Me:  I’m a Warbonnet guy.  I have the Blackbird and Superfly just like Mr. GG, but I also have the most awesome hammock ever created:  The Warbonnet Ridge Runner.  This hammock is a bridge hammock and takes just seconds to “dial in”.  I have made plenty of whoopie slings but have reverted to the stock web suspension based on advice from Mr. C.  The Warbonnet Web suspension is ultra easy to adjust.  My hammock was setup and dialed in within a few minutes.  I really like the Blackbird but find it takes much longer to get “just right” to have the structural ridge line perfect and to eliminate calf pressure.  I was using my Hammock Gear Burrow 20 degree top quilt (over stuffed and 2″ wider than stock). Mr. GG has the same quilt.  I ordered mine after seeing his on the canoe trip last year.  My under quilt is a Warbonnet Yeti 3 Season.  I’ve added extra bungie so it works on my Ridge Runner.  I also brought my new Go-Lite Jam 50 pack.  It did not get nearly as much attention as the Z-Packs pack that Mr. CF brought, but I like it.  At about 1/4 the price of the Z-Pack and only twice the weight (still under 900 grams), I’ll stick with my Go-Lite.  I also have the Go-Lite Shangri-La 3 tent for when I have to sleep on the ground.

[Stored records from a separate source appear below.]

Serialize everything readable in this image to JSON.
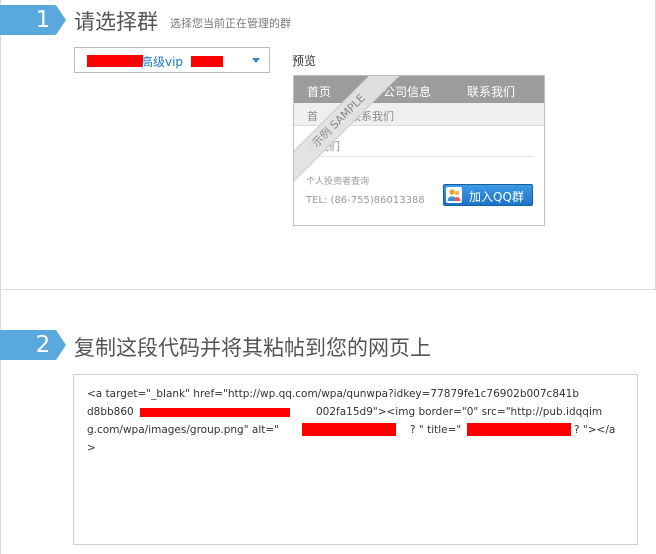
{
  "step1": {
    "number": "1",
    "title": "请选择群",
    "subtitle": "选择您当前正在管理的群"
  },
  "group_select": {
    "selected_value": "高级vip"
  },
  "preview": {
    "label": "预览",
    "nav": [
      "首页",
      "公司信息",
      "联系我们"
    ],
    "subbar": [
      "首",
      "联系我们"
    ],
    "section_title": "系我们",
    "investor_label": "个人投资者查询",
    "tel": "TEL: (86-755)86013388",
    "qq_button_label": "加入QQ群",
    "sample_label": "示例 SAMPLE"
  },
  "step2": {
    "number": "2",
    "title": "复制这段代码并将其粘帖到您的网页上"
  },
  "code": {
    "lines": [
      "<a target=\"_blank\" href=\"http://wp.qq.com/wpa/qunwpa?idkey=77879fe1c76902b007c841b",
      "d8bb860",
      "002fa15d9\"><img border=\"0\" src=\"http://pub.idqqim",
      "g.com/wpa/images/group.png\" alt=\"",
      "? \" title=\"",
      "? \"></a",
      ">"
    ]
  },
  "colors": {
    "badge": "#5aa9dc",
    "accent": "#1a7ac4",
    "redaction": "#ff0000"
  }
}
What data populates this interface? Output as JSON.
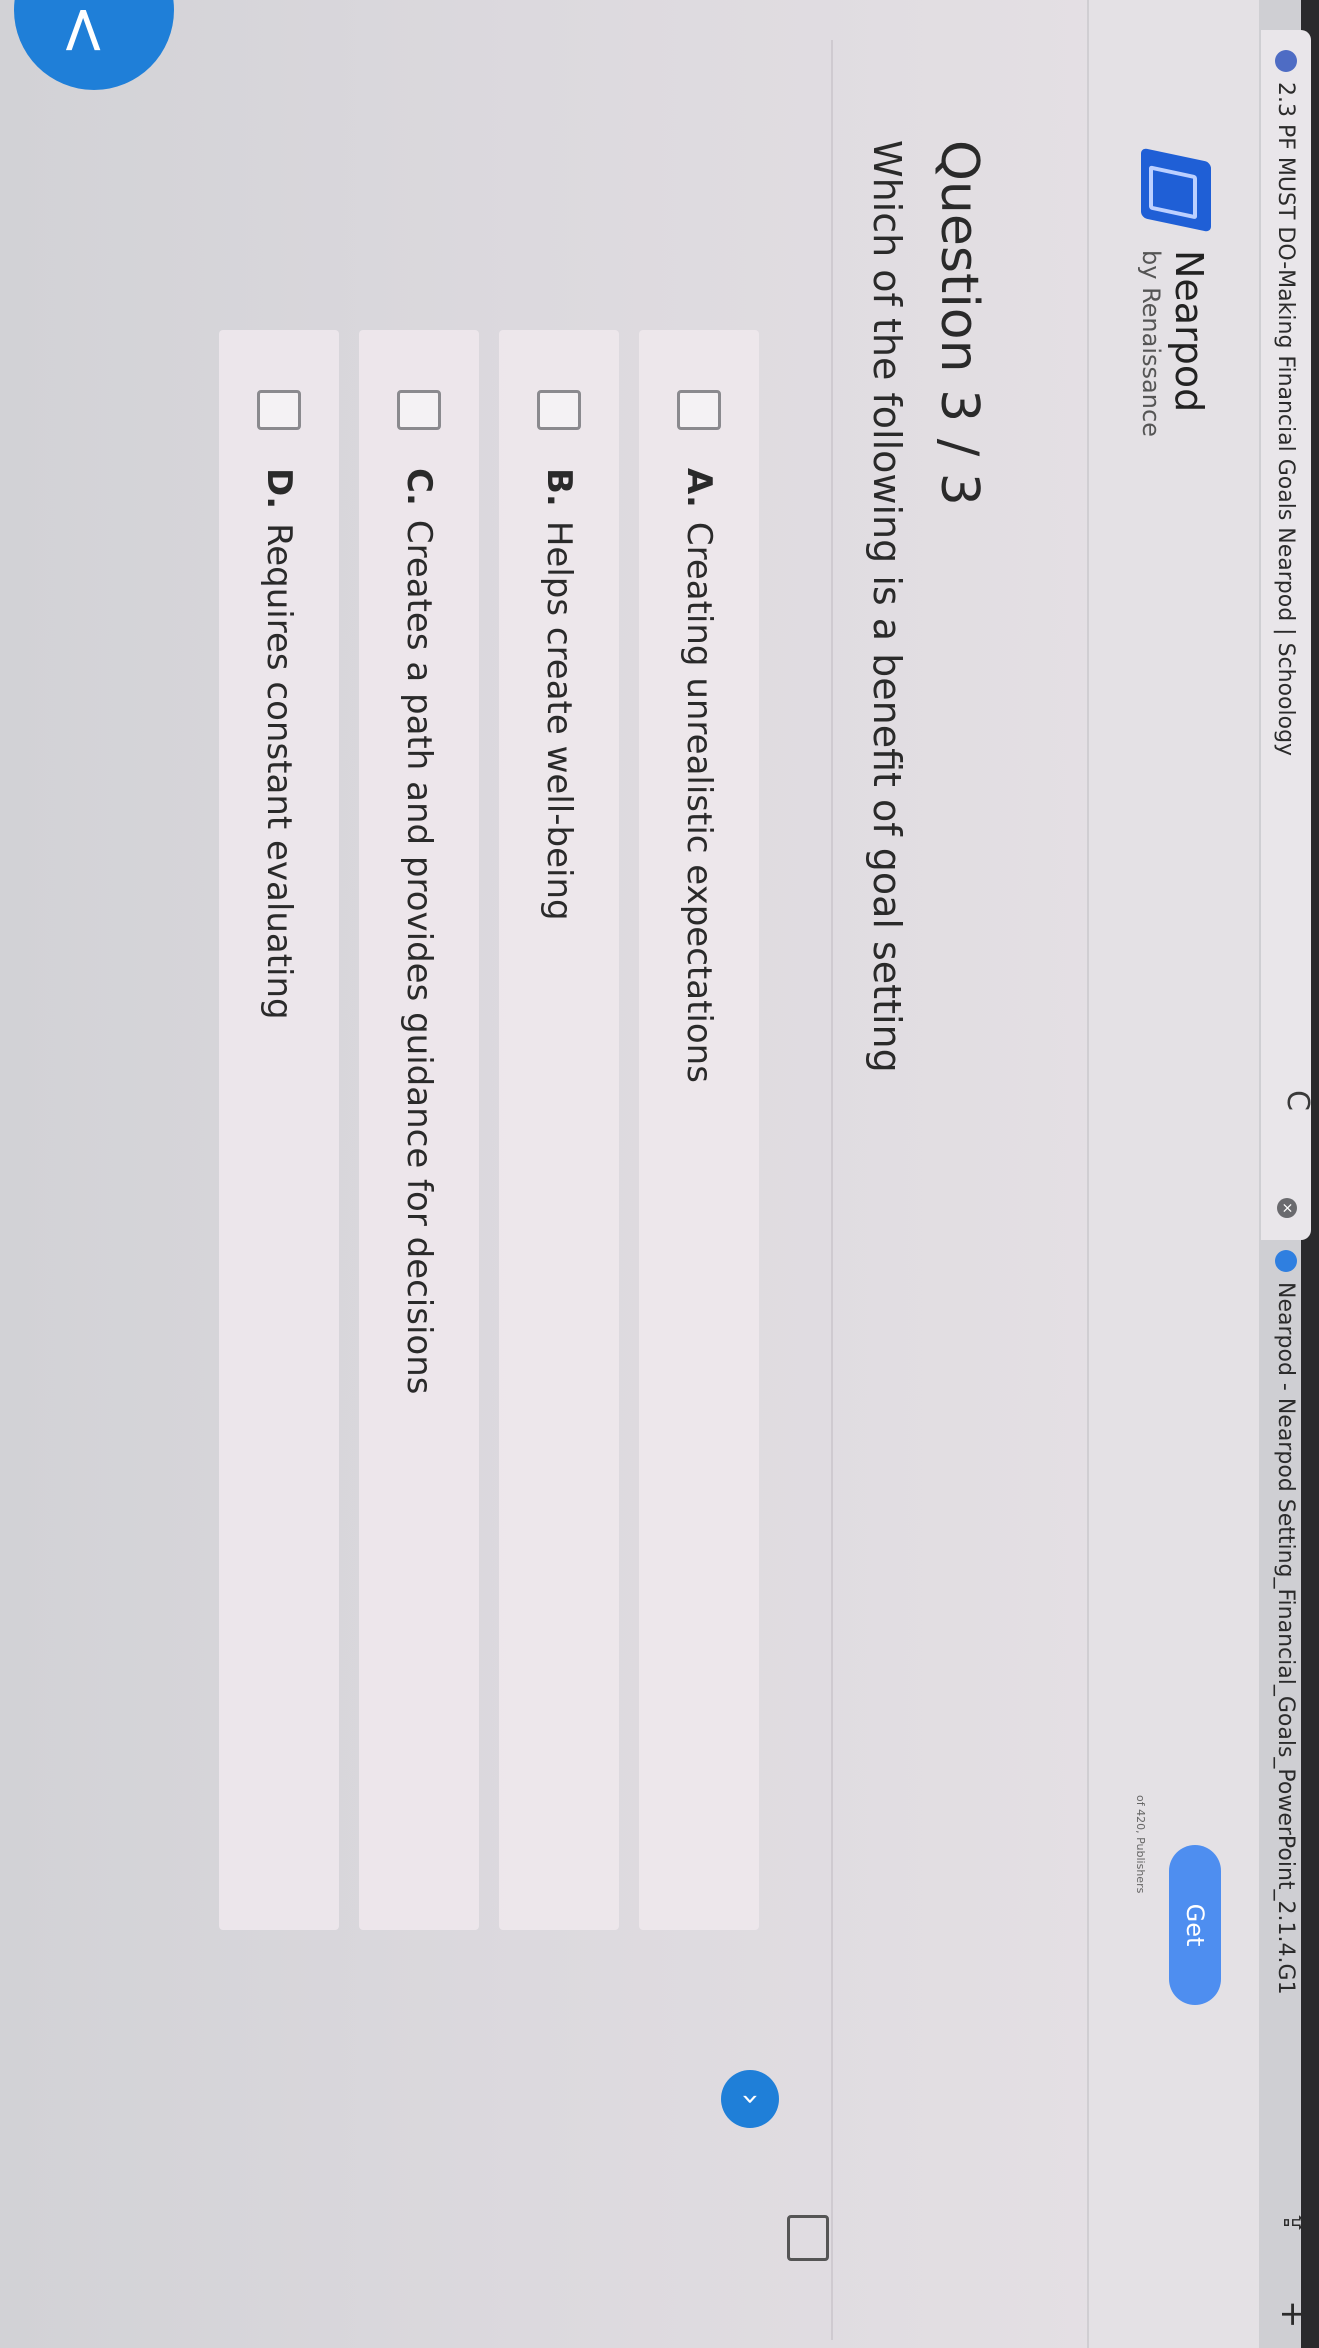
{
  "browser": {
    "tabs": [
      {
        "title": "2.3 PF MUST DO-Making Financial Goals Nearpod | Schoology",
        "active": true
      },
      {
        "title": "Nearpod - Nearpod Setting_Financial_Goals_PowerPoint_2.1.4.G1",
        "active": false
      }
    ],
    "new_tab_symbol": "+",
    "share_symbol": "⇪",
    "reload_symbol": "C"
  },
  "header": {
    "brand_name": "Nearpod",
    "brand_sub": "by Renaissance",
    "get_label": "Get",
    "publisher_label": "of 420, Publishers"
  },
  "question": {
    "title": "Question 3 / 3",
    "text": "Which of the following is a benefit of goal setting"
  },
  "options": [
    {
      "letter": "A.",
      "text": "Creating unrealistic expectations"
    },
    {
      "letter": "B.",
      "text": "Helps create well-being"
    },
    {
      "letter": "C.",
      "text": "Creates a path and provides guidance for decisions"
    },
    {
      "letter": "D.",
      "text": "Requires constant evaluating"
    }
  ],
  "icons": [
    "nearpod-logo-icon",
    "back-chevron-icon",
    "next-chevron-icon",
    "fullscreen-icon",
    "close-icon",
    "reload-icon",
    "share-icon",
    "plus-icon"
  ],
  "colors": {
    "accent": "#1f7fd8",
    "get_button": "#4e8ef0",
    "background": "#dcd9de"
  }
}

We had fun and the trees were beautiful.  Mr. GG mentioned how the sweet sound of Mr. C and I snoring helped him have a great night’s sleep.  I forgot to give Mr. GG some ear plugs.  Next time!

Special thanks to Mr. C for getting me into hammock camping and to the other guys for providing an endless shopping list for me.  Next virtual visit is to Dutchware.  Then I need some more Zing-It.

Here is some evidence.

Me taking down the gear at 7:16 a.m.

Me taking down the gear at 7:16 a.m.

Mr. Clark's place on the left.  Mine on the right.

Mr. Clark’s place on the left. Mine on the right.

5:58 p.m.

5:58 p.m.

5:58 p.m.

5:58 p.m.

5:58 p.m.

5:58 p.m.

Panorama at 7:20 a.m.

Panorama at 7:20 a.m.

Mr. Clark's setup on the left. Mine on the right.

Mr. Clark’s setup on the left. Mine on the right.

Ridge Runner and Superfly

Ridge Runner and Superfly

Ridge Runner and Superfly

Ridge Runner and Superfly

7:13 a.m.

7:13 a.m.

Ridge Runner with Superfly

Ridge Runner with Superfly

Ridge Runner uncovered.

Ridge Runner uncovered.

View from the campsite as the sun sets.

View from the campsite as the sun sets.